The server where you bought the domain probably offers hosting services but usually at a cost. If you want to do it for free, have your domain redirected to whatever free web service you decide to use for your website. Remember, free sites are limited in the number of pages and can have a lot of ads. On the other hand, hosting your own website as in Method 2 above, or having your site hosted where you bought and keep the domain, allows you to pretty much create as many pages as you want, without any advertising you don't put up for yourself.
People use websites for all kinds of things, and exactly what you want to do will dictate what kind of web hosting you need. In addition to the types of web hosting we covered in the previous section, which can generally be used for many different types of websites, there are specialty options that cater to a specific subset of users. We will cover these options below.
Until 1991, the Internet was restricted to use only ...for research and education in the sciences and engineering... and was used for email, telnet, FTP and USENET traffic - but only a tiny number of web pages. The World Wide Web protocols had only just been written and not until the end of 1993 would there be a graphical web browser for Mac or Windows computers. Even after there was some opening up of internet access, the situation was confused until 1995.

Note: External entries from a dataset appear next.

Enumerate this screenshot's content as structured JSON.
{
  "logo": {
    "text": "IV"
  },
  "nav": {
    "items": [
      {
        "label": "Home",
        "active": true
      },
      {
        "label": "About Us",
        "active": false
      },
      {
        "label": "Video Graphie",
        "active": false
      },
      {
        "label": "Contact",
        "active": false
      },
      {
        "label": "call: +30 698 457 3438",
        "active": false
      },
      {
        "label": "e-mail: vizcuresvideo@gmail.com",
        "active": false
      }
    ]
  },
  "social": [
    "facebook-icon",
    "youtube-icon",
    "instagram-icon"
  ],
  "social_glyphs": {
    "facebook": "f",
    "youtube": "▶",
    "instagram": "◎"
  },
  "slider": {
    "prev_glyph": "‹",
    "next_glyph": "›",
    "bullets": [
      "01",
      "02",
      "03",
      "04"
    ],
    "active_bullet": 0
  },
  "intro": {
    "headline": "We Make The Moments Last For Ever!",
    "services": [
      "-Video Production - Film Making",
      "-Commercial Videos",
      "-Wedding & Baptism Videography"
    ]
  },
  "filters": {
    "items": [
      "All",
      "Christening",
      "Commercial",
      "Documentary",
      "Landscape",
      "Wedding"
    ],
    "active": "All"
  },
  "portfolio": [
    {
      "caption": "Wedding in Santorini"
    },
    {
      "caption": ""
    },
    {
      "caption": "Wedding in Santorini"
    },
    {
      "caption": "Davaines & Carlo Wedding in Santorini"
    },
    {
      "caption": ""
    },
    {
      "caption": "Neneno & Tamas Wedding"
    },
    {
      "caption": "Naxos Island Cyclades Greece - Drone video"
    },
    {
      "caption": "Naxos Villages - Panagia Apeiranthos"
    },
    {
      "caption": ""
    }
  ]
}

In particular, Web Hosting Hub uses BoldGrid as a site builder. BoldGrid is actually an add-on to WordPress, so there's no lock-in. This overcomes the major problem of most site builders: you're locked into that host and that tool, often requiring you to completely rebuild your site if you want to expand. By using a WordPress-based solution, all of the rather considerable power of WordPress is available for future expansion.
This way, you really never have “your own” domain. The name of your free website builder provider is going to be permanently put in the website’s URL. Surely, some personalization is still possible – as you get to choose the name of the project but that’s really where it ends. This little issue actually makes perfect sense. After all, it would cost additional money for your provider to register a full custom domain name just for you. So if you want your page to spell “yourwebsite.com”, a free builder won’t suffice.
Web hosting is effectively the process of using a server to host a website, and there are all sorts of different types of web hosting available out there on the market. Hostinger, just like most web hosts offer different packages so that their customers can pay for just the resources that they need. The more popular the website is, the more resources it’s likely to need to function effectively.
Moving to another website consists of transferring the website’s files and databases, configuring your site with the new host, and directing your domain’s DNS to the new host. Once you pick a new site host, they can usually help you out with this process. The cost will depend on the host you’re switching to, but it will probably be anywhere from $150-$400.